Harrity & Harrity LLP

Elaine Spector is a patent attorney and Partner with Harrity & Harrity with over 20 years of experience in intellectual property law. Her current practice consists primarily of prosecuting patent applications with a focus on electromechanical technologies.

Prior to joining Harrity & Harrity, Elaine worked in private practice for over 15 years handling various intellectual property matters, including patent application drafting and prosecution, trademark prosecution and enforcement, as well as litigating complex patent cases in federal courts. Elaine’s extensive litigation experience provides her with a unique perspective in prosecuting patent applications.

Most recently, Elaine worked in-house for 6 years at Johns Hopkins Technology Ventures, where she managed over 500 matters in medical and software-related technologies.

As an avid believer in giving-back, Elaine serves a Board Member at No More Stolen Childhoods. She is also dedicated to improving diversity in the field of patent law through her numerous diversity leadership roles. Elaine hosts Driving Diversity, a weekly vlog sharing diversity-related tips and FAQ’s, as well as quarterly webinars in a series called Diversity Dialogue as part of Harrity’s Diversity Channel.

Recent Articles by Elaine Spector

Ensuring Women and Diverse Candidates in the Patent Bar: We Must Address the Root of the Problem

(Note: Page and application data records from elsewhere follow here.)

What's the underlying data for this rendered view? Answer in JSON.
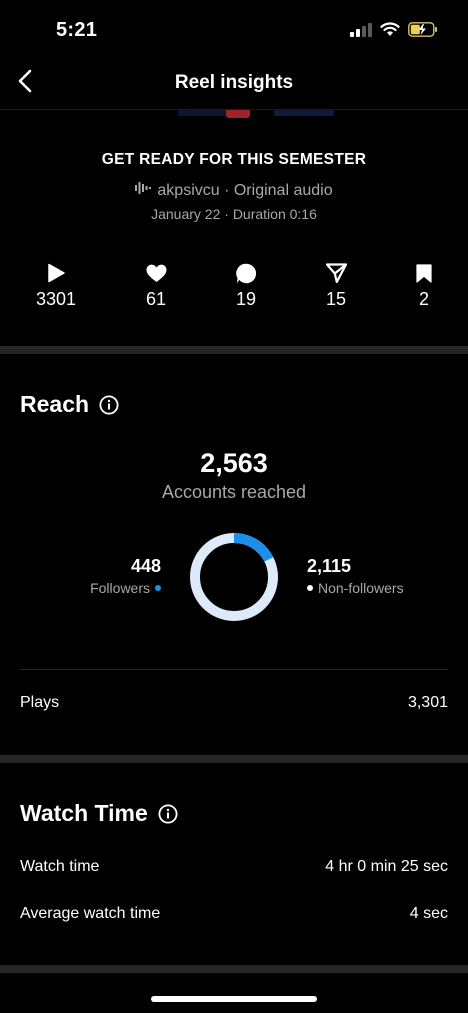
{
  "status": {
    "time": "5:21",
    "icons": [
      "signal-icon",
      "wifi-icon",
      "battery-charging-icon"
    ]
  },
  "nav": {
    "title": "Reel insights",
    "back_icon": "chevron-left-icon"
  },
  "reel": {
    "title": "GET READY FOR THIS SEMESTER",
    "audio_icon": "audio-wave-icon",
    "audio": "akpsivcu · Original audio",
    "meta": "January 22 · Duration 0:16"
  },
  "stats": [
    {
      "icon": "play-icon",
      "value": "3301"
    },
    {
      "icon": "heart-icon",
      "value": "61"
    },
    {
      "icon": "comment-icon",
      "value": "19"
    },
    {
      "icon": "share-icon",
      "value": "15"
    },
    {
      "icon": "bookmark-icon",
      "value": "2"
    }
  ],
  "reach": {
    "title": "Reach",
    "accounts_reached": "2,563",
    "accounts_reached_label": "Accounts reached",
    "followers_value": "448",
    "followers_label": "Followers",
    "nonfollowers_value": "2,115",
    "nonfollowers_label": "Non-followers",
    "followers_fraction": 0.175,
    "followers_color": "#1b8fea",
    "nonfollowers_color": "#dceafa",
    "plays_label": "Plays",
    "plays_value": "3,301"
  },
  "watch_time": {
    "title": "Watch Time",
    "watch_time_label": "Watch time",
    "watch_time_value": "4 hr 0 min 25 sec",
    "avg_label": "Average watch time",
    "avg_value": "4 sec"
  }
}
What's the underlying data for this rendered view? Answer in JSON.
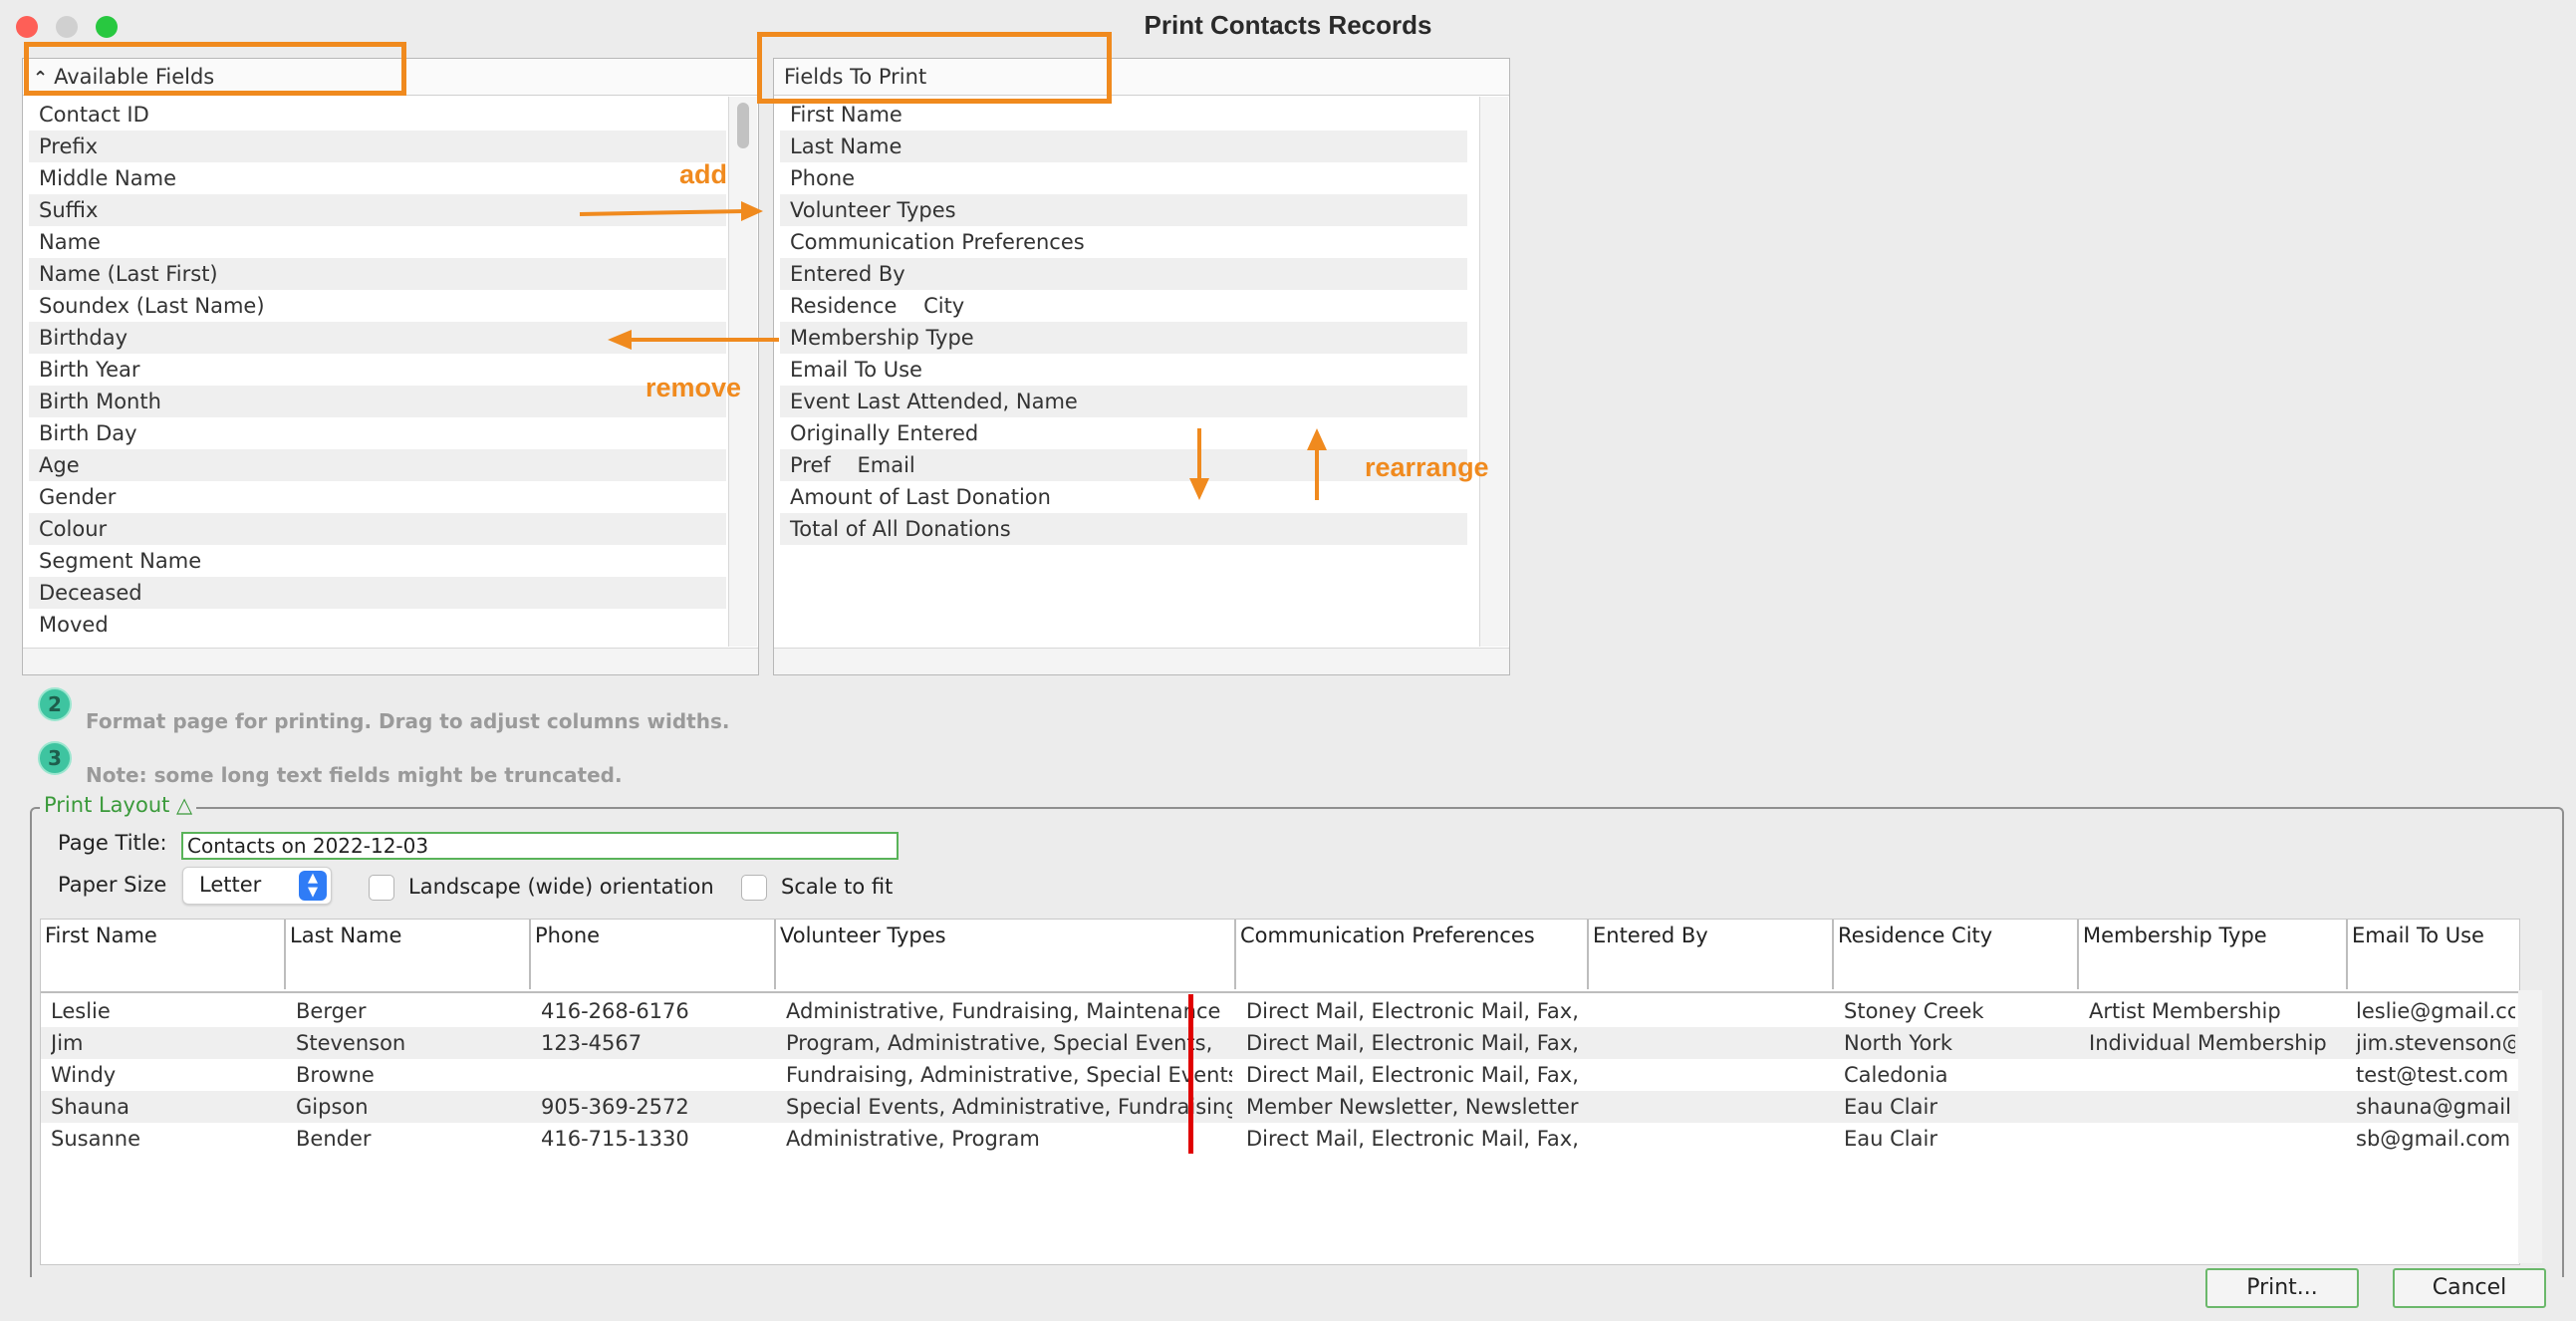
{
  "window": {
    "title": "Print Contacts Records"
  },
  "available": {
    "header": "Available Fields",
    "items": [
      "Contact ID",
      "Prefix",
      "Middle Name",
      "Suffix",
      "Name",
      "Name (Last First)",
      "Soundex (Last Name)",
      "Birthday",
      "Birth Year",
      "Birth Month",
      "Birth Day",
      "Age",
      "Gender",
      "Colour",
      "Segment Name",
      "Deceased",
      "Moved"
    ]
  },
  "to_print": {
    "header": "Fields To Print",
    "items": [
      "First Name",
      "Last Name",
      "Phone",
      "Volunteer Types",
      "Communication Preferences",
      "Entered By",
      "Residence    City",
      "Membership Type",
      "Email To Use",
      "Event Last Attended, Name",
      "Originally Entered",
      "Pref    Email",
      "Amount of Last Donation",
      "Total of All Donations"
    ]
  },
  "annotations": {
    "add": "add",
    "remove": "remove",
    "rearrange": "rearrange"
  },
  "steps": [
    {
      "badge": "2",
      "text": "Format page for printing. Drag to adjust columns widths."
    },
    {
      "badge": "3",
      "text": "Note: some long text fields might be truncated."
    }
  ],
  "layout": {
    "legend": "Print Layout △",
    "page_title_label": "Page Title:",
    "page_title_value": "Contacts on 2022-12-03",
    "paper_size_label": "Paper Size",
    "paper_size_value": "Letter",
    "landscape_label": "Landscape (wide) orientation",
    "scale_label": "Scale to fit"
  },
  "table": {
    "columns": [
      "First Name",
      "Last Name",
      "Phone",
      "Volunteer Types",
      "Communication Preferences",
      "Entered By",
      "Residence City",
      "Membership Type",
      "Email To Use"
    ],
    "rows": [
      [
        "Leslie",
        "Berger",
        "416-268-6176",
        "Administrative, Fundraising, Maintenance",
        "Direct Mail, Electronic Mail, Fax,",
        "",
        "Stoney Creek",
        "Artist Membership",
        "leslie@gmail.cc"
      ],
      [
        "Jim",
        "Stevenson",
        "123-4567",
        "Program, Administrative, Special Events,",
        "Direct Mail, Electronic Mail, Fax,",
        "",
        "North York",
        "Individual Membership",
        "jim.stevenson@"
      ],
      [
        "Windy",
        "Browne",
        "",
        "Fundraising, Administrative, Special Events",
        "Direct Mail, Electronic Mail, Fax,",
        "",
        "Caledonia",
        "",
        "test@test.com"
      ],
      [
        "Shauna",
        "Gipson",
        "905-369-2572",
        "Special Events, Administrative, Fundraising,",
        "Member Newsletter, Newsletter",
        "",
        "Eau Clair",
        "",
        "shauna@gmail"
      ],
      [
        "Susanne",
        "Bender",
        "416-715-1330",
        "Administrative, Program",
        "Direct Mail, Electronic Mail, Fax,",
        "",
        "Eau Clair",
        "",
        "sb@gmail.com"
      ]
    ]
  },
  "buttons": {
    "print": "Print...",
    "cancel": "Cancel"
  },
  "colors": {
    "annotation": "#f08a1e",
    "accent_green": "#59b359",
    "close": "#fe5f57",
    "zoom": "#28c840"
  }
}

As we celebrate Women’s History Month, it is important to point out the role of women in the field of patent law. Women have been members of the patent bar since as early as 1898, when Florence King became the first woman registered to practice before the U.S. Patent Office, as well as the 685th registrant. She became a lawyer first, and then went back to school to obtain a degree in Mechanical and Electrical Engineering so that she could register on the patent bar. As a woman patent practitioner with a mechanical engineering degree, I feel a lot of gratitude to women like Florence King, who paved the way for me. Yet, despite her trailblazing efforts over a century ago, there is still a considerable lack of gender diversity in the patent bar.